What's happened to the CDS market over the past decade? It's exploded. Amazingly, the value of outstanding CDS linked to debt in Greece, Italy, Spain and Portugal has doubled in the past three years -- since 2008!! The New York Times today discusses what can only be described as a ridiculous situation -- Europe pushed to the brink of a financial disaster by the actions of a small number of people gambling with other peoples' money in the dark, and doing so in the direct aftermath of the greatest financial crisis since the Great Depression:

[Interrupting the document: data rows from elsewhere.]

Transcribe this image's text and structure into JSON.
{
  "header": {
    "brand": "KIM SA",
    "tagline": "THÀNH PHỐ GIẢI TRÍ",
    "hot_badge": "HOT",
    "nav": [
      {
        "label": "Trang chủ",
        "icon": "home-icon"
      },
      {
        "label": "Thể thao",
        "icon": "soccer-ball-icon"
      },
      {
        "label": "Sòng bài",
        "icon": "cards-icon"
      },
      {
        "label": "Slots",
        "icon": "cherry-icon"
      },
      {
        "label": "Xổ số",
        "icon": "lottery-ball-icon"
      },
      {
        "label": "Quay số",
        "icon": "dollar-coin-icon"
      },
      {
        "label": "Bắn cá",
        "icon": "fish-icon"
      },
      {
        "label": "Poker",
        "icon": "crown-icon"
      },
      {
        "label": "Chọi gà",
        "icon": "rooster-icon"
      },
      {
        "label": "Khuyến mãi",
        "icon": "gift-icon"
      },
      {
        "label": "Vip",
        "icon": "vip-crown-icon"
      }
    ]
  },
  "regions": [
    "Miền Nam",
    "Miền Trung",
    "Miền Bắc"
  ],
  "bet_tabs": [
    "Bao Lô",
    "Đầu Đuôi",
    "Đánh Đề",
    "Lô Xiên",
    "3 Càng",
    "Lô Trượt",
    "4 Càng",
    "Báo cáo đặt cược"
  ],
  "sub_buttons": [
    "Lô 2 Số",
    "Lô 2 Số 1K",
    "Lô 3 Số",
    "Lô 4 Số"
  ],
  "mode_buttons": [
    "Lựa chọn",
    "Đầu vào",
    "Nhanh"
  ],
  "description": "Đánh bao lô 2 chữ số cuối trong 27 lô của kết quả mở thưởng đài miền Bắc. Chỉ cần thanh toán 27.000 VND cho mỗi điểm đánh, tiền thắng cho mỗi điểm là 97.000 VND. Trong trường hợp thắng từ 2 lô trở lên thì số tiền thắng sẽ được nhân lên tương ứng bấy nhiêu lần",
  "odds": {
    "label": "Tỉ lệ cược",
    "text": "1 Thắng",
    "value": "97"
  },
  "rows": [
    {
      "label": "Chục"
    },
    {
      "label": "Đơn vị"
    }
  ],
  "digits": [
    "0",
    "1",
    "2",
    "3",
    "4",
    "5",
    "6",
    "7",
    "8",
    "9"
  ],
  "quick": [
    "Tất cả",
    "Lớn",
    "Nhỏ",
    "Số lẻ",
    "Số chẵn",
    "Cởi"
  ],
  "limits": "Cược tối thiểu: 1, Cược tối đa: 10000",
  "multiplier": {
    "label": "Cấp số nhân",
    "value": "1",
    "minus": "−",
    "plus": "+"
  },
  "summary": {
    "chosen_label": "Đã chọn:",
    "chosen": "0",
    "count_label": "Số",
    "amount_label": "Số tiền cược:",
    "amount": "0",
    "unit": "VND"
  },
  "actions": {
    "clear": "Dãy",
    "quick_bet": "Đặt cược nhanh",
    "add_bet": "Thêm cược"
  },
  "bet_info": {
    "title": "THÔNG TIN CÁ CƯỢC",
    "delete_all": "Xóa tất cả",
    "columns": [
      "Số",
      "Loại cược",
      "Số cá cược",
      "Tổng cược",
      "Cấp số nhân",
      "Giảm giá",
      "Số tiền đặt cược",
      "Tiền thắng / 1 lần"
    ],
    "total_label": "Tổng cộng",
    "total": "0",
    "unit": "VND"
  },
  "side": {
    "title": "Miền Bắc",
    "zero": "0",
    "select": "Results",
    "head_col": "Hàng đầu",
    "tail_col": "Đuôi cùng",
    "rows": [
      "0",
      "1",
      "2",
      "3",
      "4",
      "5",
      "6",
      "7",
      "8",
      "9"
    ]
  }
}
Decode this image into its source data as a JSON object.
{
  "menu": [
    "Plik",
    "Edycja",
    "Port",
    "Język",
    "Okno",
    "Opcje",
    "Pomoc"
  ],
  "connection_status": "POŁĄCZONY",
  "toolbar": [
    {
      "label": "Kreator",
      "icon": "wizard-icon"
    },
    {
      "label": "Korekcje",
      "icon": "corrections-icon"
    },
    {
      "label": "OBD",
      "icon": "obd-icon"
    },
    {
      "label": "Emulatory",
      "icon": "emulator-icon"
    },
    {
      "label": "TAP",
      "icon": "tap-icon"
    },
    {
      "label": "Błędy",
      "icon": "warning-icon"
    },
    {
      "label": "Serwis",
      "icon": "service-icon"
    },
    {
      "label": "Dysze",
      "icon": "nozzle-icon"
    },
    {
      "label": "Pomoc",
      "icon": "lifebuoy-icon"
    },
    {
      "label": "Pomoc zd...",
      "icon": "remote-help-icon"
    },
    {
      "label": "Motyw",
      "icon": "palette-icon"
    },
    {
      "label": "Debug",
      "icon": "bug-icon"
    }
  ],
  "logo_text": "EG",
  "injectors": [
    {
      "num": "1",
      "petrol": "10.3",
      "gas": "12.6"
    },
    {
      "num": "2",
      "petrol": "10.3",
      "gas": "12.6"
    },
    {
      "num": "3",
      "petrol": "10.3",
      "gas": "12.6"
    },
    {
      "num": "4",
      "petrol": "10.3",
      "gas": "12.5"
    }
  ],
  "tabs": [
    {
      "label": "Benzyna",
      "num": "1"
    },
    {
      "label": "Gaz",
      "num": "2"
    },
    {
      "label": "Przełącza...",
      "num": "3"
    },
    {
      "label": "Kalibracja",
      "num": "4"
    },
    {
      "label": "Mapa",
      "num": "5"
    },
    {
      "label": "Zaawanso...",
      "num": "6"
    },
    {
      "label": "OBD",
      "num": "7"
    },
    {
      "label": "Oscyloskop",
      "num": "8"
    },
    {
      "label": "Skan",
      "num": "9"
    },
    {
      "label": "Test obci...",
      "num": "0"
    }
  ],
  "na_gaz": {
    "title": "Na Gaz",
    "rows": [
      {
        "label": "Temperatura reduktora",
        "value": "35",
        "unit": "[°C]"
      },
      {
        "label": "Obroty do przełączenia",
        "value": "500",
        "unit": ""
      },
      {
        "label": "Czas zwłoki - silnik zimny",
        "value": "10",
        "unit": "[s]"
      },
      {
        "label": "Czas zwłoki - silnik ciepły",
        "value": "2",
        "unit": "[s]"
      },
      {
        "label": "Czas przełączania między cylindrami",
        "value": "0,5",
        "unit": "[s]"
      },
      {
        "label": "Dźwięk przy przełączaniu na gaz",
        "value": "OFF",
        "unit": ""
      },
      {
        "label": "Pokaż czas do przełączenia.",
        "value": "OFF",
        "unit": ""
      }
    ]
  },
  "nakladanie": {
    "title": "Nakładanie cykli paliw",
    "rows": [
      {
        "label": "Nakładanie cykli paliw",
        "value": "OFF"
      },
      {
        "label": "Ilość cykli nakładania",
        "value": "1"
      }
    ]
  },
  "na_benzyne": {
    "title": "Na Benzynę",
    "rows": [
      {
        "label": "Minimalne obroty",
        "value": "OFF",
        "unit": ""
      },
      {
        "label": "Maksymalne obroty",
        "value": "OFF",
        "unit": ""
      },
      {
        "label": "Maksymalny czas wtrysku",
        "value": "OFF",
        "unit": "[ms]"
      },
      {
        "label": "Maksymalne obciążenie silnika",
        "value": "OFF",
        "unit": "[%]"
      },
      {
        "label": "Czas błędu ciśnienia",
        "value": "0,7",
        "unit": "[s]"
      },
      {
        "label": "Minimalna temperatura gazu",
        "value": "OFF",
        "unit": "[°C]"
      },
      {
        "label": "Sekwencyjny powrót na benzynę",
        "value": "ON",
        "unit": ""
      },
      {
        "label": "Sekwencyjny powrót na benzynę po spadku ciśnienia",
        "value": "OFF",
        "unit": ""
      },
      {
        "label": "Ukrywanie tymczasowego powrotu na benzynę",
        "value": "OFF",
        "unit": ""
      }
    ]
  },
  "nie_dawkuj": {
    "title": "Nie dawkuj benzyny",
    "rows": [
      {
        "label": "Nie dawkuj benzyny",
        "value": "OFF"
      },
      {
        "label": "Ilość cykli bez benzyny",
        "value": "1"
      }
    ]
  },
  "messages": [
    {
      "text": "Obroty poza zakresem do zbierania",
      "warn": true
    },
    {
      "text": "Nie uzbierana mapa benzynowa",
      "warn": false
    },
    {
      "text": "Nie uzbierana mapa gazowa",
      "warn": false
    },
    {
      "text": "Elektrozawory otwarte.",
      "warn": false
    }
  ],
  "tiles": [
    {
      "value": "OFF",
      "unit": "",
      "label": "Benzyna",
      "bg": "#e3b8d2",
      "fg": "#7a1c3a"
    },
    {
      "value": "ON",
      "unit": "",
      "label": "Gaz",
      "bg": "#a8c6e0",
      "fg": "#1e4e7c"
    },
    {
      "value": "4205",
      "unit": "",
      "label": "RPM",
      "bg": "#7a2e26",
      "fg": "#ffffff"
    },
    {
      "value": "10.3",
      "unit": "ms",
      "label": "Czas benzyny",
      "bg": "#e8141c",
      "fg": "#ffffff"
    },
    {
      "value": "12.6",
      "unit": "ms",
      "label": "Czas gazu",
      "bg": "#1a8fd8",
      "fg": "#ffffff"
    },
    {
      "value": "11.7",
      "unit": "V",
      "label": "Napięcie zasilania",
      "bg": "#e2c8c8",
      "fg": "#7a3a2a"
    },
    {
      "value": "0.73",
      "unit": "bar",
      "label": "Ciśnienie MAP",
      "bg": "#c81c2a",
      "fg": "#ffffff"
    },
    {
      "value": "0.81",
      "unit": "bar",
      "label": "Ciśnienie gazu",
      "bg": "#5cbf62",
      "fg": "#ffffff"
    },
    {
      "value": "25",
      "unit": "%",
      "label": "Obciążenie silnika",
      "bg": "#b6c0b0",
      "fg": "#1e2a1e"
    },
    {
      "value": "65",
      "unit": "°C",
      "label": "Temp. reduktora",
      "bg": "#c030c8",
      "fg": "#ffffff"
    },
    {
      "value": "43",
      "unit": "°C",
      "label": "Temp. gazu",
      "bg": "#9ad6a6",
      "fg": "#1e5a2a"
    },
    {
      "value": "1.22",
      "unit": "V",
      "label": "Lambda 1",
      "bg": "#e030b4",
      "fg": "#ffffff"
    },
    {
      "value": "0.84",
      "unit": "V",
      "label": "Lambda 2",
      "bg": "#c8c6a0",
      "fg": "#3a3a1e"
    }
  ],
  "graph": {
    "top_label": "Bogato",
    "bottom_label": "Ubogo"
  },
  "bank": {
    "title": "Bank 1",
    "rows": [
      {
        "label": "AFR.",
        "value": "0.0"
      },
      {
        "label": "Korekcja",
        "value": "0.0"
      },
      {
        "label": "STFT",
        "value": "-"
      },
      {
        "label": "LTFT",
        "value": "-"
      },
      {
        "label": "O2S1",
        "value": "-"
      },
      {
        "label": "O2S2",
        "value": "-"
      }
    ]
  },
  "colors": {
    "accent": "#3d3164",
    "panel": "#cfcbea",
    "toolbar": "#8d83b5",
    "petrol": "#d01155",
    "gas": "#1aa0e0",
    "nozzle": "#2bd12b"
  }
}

The uncertainty, financial analysts say, has led European officials to push for a “voluntary” Greek bond financing solution that may sidestep a default, rather than the forced deals of other eras. “There’s not any clarity here because people don’t know,” said Christopher Whalen, editor of The Institutional Risk Analyst. “This is why the Europeans came up with this ridiculous deal, because they don’t know what’s out there. They are afraid of a default. The industry is still refusing to provide the disclosure needed to understand this. They’re holding us hostage. The Street doesn’t want you to see what they’ve written.”Wonderful. We've known about this danger for at least several years and have done nothing about it. But in fact, we've actually known about such danger for far longer, and have only taken steps to make our problems worse. A couple of years ago CBS aired an examination of the CDS market, and it is still worth watching. One interesting comment from the program:
It would have been illegal [selling CDSs of any kind] during most of the 20th century under the gaming laws, but in 2000, Congress gave Wall Street an exemption and it has turned out to be a very bad idea.